**Assignment:**
For each line below with the word "hatool", write out a copy.

**Extracted information:**
::::

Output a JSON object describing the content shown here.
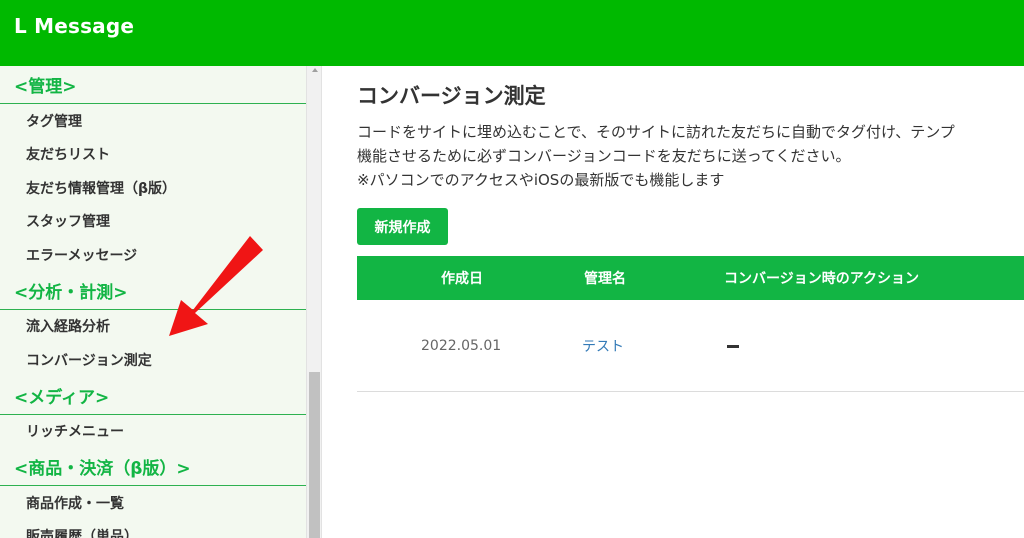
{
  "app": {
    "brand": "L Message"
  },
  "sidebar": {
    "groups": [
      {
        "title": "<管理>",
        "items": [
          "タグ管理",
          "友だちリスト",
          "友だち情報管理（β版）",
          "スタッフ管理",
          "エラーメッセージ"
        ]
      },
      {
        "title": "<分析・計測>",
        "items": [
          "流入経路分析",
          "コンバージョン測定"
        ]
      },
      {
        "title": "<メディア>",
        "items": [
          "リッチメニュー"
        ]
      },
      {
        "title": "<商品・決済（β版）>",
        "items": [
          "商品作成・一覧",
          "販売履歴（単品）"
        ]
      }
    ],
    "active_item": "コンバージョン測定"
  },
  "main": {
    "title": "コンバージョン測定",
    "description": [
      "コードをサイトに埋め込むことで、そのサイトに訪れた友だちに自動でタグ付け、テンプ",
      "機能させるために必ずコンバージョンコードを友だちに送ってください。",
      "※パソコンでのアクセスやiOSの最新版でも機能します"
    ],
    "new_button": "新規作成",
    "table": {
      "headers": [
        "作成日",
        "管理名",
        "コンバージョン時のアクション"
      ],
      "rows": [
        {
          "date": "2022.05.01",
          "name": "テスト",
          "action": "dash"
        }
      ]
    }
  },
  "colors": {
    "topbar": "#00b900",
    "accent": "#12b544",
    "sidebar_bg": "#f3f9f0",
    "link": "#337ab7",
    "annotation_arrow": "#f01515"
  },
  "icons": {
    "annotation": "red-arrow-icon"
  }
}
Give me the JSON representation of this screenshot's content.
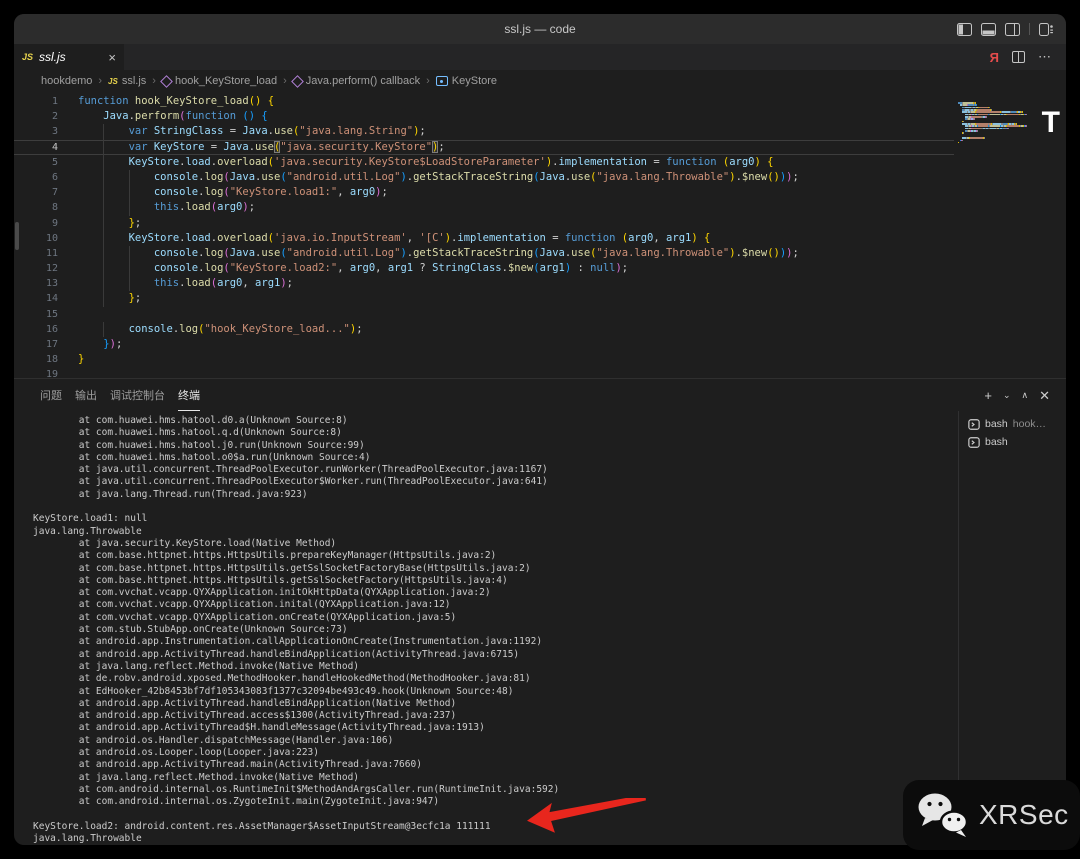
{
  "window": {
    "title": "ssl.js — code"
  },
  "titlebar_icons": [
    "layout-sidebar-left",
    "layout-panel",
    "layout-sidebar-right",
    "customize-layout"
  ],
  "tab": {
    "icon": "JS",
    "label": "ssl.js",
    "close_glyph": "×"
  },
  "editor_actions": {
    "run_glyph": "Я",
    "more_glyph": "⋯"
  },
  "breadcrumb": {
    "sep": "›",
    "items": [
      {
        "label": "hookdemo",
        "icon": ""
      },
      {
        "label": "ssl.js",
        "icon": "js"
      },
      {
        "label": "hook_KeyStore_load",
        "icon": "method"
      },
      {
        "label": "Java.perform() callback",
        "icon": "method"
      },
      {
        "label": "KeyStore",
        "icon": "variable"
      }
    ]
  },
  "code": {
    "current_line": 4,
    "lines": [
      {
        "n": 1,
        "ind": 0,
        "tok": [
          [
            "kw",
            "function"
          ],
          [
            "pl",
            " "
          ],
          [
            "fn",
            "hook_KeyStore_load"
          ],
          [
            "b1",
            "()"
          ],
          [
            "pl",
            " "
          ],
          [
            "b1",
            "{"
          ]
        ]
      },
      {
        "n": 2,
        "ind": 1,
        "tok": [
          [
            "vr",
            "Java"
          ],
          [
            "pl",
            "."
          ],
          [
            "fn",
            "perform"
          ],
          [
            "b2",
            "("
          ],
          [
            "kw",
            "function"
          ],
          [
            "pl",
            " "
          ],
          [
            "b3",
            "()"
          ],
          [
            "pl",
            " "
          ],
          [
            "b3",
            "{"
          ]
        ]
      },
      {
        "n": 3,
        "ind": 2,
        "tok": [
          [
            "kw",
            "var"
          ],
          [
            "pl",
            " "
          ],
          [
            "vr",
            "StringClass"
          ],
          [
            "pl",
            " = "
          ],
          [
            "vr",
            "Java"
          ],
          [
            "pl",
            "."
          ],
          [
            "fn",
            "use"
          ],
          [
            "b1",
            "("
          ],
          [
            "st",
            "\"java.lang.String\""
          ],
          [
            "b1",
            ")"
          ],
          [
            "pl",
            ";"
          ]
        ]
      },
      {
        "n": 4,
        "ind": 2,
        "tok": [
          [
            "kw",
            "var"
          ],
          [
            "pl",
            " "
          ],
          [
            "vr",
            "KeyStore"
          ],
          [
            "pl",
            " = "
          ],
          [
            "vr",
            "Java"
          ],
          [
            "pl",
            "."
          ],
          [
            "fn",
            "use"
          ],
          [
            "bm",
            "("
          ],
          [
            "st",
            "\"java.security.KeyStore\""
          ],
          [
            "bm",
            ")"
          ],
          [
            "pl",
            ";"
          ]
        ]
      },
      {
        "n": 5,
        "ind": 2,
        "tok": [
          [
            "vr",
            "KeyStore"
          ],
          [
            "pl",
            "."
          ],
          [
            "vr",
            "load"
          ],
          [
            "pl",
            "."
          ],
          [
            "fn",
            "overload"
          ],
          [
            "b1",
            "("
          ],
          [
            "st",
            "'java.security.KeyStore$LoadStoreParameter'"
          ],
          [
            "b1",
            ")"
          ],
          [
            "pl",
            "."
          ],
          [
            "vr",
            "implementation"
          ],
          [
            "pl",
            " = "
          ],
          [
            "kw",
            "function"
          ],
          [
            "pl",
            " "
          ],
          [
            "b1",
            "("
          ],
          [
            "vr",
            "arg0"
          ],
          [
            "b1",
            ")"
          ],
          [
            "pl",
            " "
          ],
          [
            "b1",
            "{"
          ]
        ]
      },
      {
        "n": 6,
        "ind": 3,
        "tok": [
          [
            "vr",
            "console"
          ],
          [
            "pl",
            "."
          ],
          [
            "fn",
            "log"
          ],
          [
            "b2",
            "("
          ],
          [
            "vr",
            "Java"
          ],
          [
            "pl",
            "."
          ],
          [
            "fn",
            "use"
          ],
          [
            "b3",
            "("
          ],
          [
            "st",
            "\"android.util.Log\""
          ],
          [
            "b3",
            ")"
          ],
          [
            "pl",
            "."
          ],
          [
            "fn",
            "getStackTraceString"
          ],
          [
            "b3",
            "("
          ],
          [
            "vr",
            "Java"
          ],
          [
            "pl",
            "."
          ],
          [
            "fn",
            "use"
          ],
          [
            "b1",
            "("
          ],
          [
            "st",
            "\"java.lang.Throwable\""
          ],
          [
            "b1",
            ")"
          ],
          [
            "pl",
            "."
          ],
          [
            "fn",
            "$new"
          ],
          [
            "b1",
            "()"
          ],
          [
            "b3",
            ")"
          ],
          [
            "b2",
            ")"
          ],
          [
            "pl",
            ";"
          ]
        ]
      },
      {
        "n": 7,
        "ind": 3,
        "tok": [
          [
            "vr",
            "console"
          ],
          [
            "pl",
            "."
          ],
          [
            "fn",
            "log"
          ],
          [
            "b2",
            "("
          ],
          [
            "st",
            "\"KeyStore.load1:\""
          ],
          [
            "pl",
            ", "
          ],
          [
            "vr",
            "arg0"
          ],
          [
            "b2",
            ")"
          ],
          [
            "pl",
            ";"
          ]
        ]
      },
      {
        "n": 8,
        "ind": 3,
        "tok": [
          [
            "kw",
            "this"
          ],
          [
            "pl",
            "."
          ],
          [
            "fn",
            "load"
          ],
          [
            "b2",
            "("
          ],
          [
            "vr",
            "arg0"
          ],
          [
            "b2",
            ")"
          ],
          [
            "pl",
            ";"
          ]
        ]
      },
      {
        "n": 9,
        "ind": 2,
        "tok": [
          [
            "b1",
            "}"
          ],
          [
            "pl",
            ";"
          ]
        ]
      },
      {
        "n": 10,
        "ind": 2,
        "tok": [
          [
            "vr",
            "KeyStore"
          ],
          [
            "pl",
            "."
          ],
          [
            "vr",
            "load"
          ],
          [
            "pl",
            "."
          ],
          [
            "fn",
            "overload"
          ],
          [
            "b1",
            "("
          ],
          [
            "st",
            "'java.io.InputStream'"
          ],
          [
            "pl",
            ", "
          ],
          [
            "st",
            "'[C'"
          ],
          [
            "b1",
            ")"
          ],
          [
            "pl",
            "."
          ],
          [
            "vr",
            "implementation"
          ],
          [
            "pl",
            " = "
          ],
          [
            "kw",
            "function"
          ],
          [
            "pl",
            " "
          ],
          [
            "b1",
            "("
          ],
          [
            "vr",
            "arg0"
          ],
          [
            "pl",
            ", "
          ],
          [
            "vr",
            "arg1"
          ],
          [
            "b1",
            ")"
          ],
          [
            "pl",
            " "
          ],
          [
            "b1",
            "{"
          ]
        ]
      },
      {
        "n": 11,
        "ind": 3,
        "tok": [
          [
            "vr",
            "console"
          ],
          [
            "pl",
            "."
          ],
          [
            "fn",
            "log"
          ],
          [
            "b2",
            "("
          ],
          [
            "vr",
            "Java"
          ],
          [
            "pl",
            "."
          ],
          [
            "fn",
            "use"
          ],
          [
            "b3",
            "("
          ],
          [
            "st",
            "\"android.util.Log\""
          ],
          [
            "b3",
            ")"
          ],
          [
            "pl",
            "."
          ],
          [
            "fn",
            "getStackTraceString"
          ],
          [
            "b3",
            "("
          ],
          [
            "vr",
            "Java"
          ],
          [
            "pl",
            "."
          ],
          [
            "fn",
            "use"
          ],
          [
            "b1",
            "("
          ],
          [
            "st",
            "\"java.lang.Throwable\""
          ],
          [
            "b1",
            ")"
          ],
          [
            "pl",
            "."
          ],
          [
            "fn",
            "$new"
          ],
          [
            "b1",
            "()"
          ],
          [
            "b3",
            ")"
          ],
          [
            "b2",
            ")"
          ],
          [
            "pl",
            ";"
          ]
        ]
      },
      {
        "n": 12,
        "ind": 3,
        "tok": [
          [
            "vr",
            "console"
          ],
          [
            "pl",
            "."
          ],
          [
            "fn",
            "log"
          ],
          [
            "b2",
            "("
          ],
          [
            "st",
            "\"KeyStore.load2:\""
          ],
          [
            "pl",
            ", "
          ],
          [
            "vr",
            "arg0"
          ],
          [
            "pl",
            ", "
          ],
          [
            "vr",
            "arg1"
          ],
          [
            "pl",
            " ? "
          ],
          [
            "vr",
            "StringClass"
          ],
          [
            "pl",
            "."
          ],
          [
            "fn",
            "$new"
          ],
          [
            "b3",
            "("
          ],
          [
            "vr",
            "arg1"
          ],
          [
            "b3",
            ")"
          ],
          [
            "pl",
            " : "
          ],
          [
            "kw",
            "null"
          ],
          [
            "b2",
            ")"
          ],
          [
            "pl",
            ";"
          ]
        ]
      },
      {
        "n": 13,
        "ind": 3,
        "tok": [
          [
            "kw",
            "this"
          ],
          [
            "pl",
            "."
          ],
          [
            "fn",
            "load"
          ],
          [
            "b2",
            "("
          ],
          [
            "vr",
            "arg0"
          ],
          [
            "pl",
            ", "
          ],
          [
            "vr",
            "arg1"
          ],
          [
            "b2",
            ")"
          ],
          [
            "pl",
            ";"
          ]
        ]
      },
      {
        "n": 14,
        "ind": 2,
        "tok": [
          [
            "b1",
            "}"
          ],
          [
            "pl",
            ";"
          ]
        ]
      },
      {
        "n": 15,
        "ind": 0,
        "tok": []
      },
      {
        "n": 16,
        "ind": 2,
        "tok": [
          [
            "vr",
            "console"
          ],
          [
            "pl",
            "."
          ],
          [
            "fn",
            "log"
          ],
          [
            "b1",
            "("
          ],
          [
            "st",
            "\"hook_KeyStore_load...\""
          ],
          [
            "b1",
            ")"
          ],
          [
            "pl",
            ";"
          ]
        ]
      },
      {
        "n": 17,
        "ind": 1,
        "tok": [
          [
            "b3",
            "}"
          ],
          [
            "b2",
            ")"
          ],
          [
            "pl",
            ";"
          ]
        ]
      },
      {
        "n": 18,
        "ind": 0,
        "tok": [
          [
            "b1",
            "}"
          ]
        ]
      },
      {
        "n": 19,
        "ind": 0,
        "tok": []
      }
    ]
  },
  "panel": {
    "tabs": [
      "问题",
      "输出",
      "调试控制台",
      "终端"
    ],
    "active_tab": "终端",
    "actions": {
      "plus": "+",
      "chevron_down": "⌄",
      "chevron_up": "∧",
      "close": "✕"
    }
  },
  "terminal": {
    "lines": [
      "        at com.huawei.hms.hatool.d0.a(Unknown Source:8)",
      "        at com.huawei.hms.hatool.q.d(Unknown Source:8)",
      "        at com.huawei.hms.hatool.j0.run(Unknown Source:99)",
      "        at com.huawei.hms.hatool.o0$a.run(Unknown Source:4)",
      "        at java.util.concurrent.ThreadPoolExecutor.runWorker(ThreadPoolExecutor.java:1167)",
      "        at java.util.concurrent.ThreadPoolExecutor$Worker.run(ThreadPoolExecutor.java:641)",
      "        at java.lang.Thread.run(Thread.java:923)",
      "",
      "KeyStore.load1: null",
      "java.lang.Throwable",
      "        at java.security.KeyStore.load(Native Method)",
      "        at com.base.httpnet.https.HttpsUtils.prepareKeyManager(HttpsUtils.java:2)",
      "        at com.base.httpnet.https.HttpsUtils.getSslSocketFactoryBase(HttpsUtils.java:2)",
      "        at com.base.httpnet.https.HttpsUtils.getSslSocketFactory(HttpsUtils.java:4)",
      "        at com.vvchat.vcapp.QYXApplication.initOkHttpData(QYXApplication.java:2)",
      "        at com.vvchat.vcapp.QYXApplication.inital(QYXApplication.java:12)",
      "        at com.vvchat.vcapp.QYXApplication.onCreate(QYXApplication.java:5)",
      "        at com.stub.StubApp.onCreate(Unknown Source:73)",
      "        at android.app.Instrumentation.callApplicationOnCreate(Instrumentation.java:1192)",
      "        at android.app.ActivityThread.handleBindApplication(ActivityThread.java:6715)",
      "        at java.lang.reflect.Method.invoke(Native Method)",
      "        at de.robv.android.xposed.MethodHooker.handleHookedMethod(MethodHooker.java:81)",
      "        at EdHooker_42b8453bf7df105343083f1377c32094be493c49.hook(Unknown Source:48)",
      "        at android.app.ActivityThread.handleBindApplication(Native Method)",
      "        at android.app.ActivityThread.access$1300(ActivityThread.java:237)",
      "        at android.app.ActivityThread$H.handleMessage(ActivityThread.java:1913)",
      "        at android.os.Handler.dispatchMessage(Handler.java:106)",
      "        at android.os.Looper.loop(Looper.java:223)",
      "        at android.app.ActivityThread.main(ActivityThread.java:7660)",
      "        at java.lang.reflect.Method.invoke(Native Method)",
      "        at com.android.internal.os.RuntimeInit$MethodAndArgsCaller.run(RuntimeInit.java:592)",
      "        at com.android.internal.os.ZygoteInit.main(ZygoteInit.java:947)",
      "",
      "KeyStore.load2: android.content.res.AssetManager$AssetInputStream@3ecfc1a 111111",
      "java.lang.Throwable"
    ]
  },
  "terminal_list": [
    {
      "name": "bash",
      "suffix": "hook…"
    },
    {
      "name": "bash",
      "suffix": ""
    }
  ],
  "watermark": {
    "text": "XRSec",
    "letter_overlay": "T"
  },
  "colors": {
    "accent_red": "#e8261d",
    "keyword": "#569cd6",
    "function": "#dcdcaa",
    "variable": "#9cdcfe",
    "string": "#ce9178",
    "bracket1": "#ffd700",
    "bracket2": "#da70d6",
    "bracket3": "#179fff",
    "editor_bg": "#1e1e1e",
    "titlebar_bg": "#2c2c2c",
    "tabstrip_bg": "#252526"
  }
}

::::

**Expected answer:**
      "        at com.huawei.hms.hatool.d0.a(Unknown Source:8)",
      "        at com.huawei.hms.hatool.q.d(Unknown Source:8)",
      "        at com.huawei.hms.hatool.j0.run(Unknown Source:99)",
      "        at com.huawei.hms.hatool.o0$a.run(Unknown Source:4)",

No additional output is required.